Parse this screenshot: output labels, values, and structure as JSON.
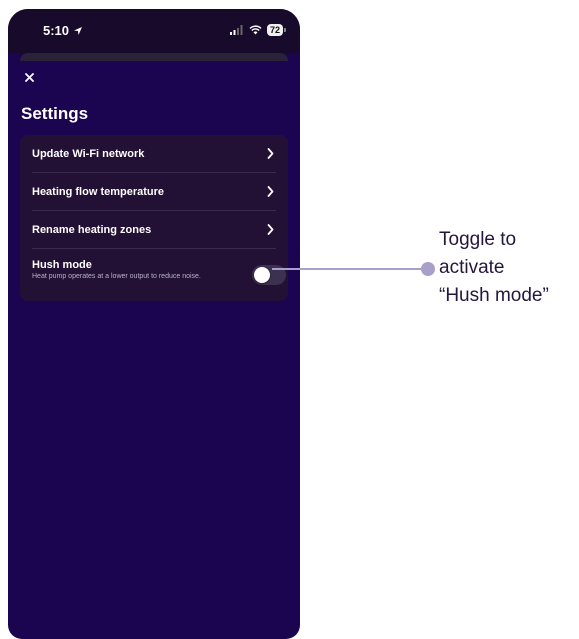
{
  "status_bar": {
    "time": "5:10",
    "battery": "72",
    "icons": [
      "location-arrow-icon",
      "signal-icon",
      "wifi-icon",
      "battery-icon"
    ]
  },
  "header": {
    "close_icon": "close-icon",
    "title": "Settings"
  },
  "settings": {
    "items": [
      {
        "label": "Update Wi-Fi network",
        "icon": "chevron-right-icon"
      },
      {
        "label": "Heating flow temperature",
        "icon": "chevron-right-icon"
      },
      {
        "label": "Rename heating zones",
        "icon": "chevron-right-icon"
      }
    ],
    "hush_mode": {
      "title": "Hush mode",
      "description": "Heat pump operates at a lower output to reduce noise.",
      "toggle_on": false
    }
  },
  "annotation": {
    "line1": "Toggle to",
    "line2": "activate",
    "line3": "“Hush mode”"
  },
  "colors": {
    "app_background": "#1b0551",
    "card": "#231135",
    "callout": "#a8a0c8",
    "annotation_text": "#23173e"
  }
}
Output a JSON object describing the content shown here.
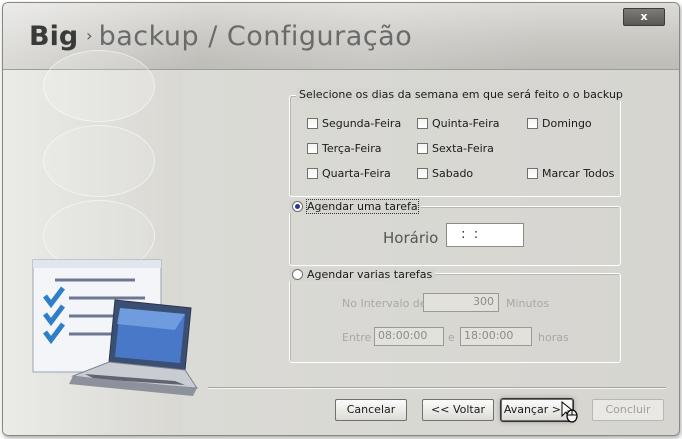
{
  "window": {
    "title_bold": "Big",
    "title_sep": "›",
    "title_rest": "backup / Configuração",
    "close_label": "x"
  },
  "days": {
    "legend": "Selecione os dias da semana em que será feito o o backup",
    "items": [
      {
        "label": "Segunda-Feira",
        "checked": false
      },
      {
        "label": "Quinta-Feira",
        "checked": false
      },
      {
        "label": "Domingo",
        "checked": false
      },
      {
        "label": "Terça-Feira",
        "checked": false
      },
      {
        "label": "Sexta-Feira",
        "checked": false
      },
      {
        "label": "Quarta-Feira",
        "checked": false
      },
      {
        "label": "Sabado",
        "checked": false
      },
      {
        "label": "Marcar Todos",
        "checked": false
      }
    ]
  },
  "single": {
    "radio_label": "Agendar uma tarefa",
    "selected": true,
    "time_label": "Horário",
    "time_value": " :  : "
  },
  "multi": {
    "radio_label": "Agendar varias tarefas",
    "selected": false,
    "interval_label": "No Intervalo de",
    "interval_value": "300",
    "interval_unit": "Minutos",
    "between_label": "Entre",
    "from_value": "08:00:00",
    "and_label": "e",
    "to_value": "18:00:00",
    "hours_unit": "horas"
  },
  "buttons": {
    "cancel": "Cancelar",
    "back": "<< Voltar",
    "next": "Avançar >>",
    "finish": "Concluir"
  }
}
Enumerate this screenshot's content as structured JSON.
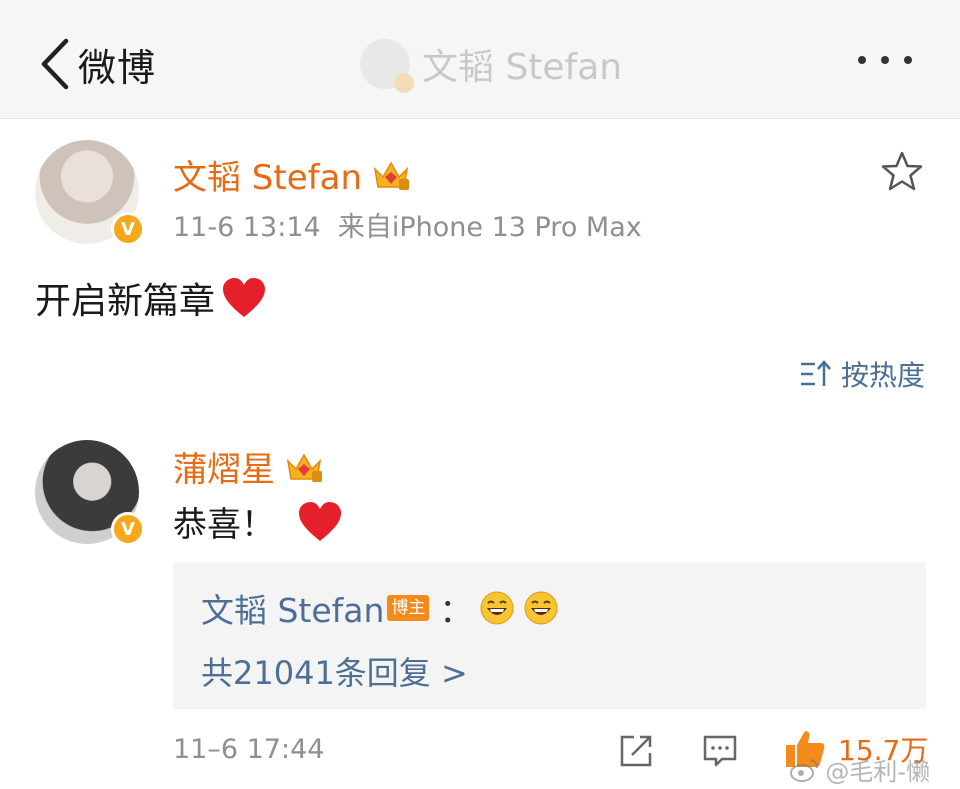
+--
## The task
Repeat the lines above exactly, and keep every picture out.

## Written response
Parse this screenshot: output labels, values, and structure as JSON.
{
  "status_bar": {
    "time": "5:10",
    "battery": "72",
    "icons": [
      "location-arrow-icon",
      "signal-icon",
      "wifi-icon",
      "battery-icon"
    ]
  },
  "header": {
    "close_icon": "close-icon",
    "title": "Settings"
  },
  "settings": {
    "items": [
      {
        "label": "Update Wi-Fi network",
        "icon": "chevron-right-icon"
      },
      {
        "label": "Heating flow temperature",
        "icon": "chevron-right-icon"
      },
      {
        "label": "Rename heating zones",
        "icon": "chevron-right-icon"
      }
    ],
    "hush_mode": {
      "title": "Hush mode",
      "description": "Heat pump operates at a lower output to reduce noise.",
      "toggle_on": false
    }
  },
  "annotation": {
    "line1": "Toggle to",
    "line2": "activate",
    "line3": "“Hush mode”"
  },
  "colors": {
    "app_background": "#1b0551",
    "card": "#231135",
    "callout": "#a8a0c8",
    "annotation_text": "#23173e"
  }
}
Output a JSON object describing the content shown here.
{
  "window": {
    "title_bold": "Big",
    "title_sep": "›",
    "title_rest": "backup / Configuração",
    "close_label": "x"
  },
  "days": {
    "legend": "Selecione os dias da semana em que será feito o o backup",
    "items": [
      {
        "label": "Segunda-Feira",
        "checked": false
      },
      {
        "label": "Quinta-Feira",
        "checked": false
      },
      {
        "label": "Domingo",
        "checked": false
      },
      {
        "label": "Terça-Feira",
        "checked": false
      },
      {
        "label": "Sexta-Feira",
        "checked": false
      },
      {
        "label": "Quarta-Feira",
        "checked": false
      },
      {
        "label": "Sabado",
        "checked": false
      },
      {
        "label": "Marcar Todos",
        "checked": false
      }
    ]
  },
  "single": {
    "radio_label": "Agendar uma tarefa",
    "selected": true,
    "time_label": "Horário",
    "time_value": " :  : "
  },
  "multi": {
    "radio_label": "Agendar varias tarefas",
    "selected": false,
    "interval_label": "No Intervalo de",
    "interval_value": "300",
    "interval_unit": "Minutos",
    "between_label": "Entre",
    "from_value": "08:00:00",
    "and_label": "e",
    "to_value": "18:00:00",
    "hours_unit": "horas"
  },
  "buttons": {
    "cancel": "Cancelar",
    "back": "<< Voltar",
    "next": "Avançar >>",
    "finish": "Concluir"
  }
}
Enumerate this screenshot's content as structured JSON.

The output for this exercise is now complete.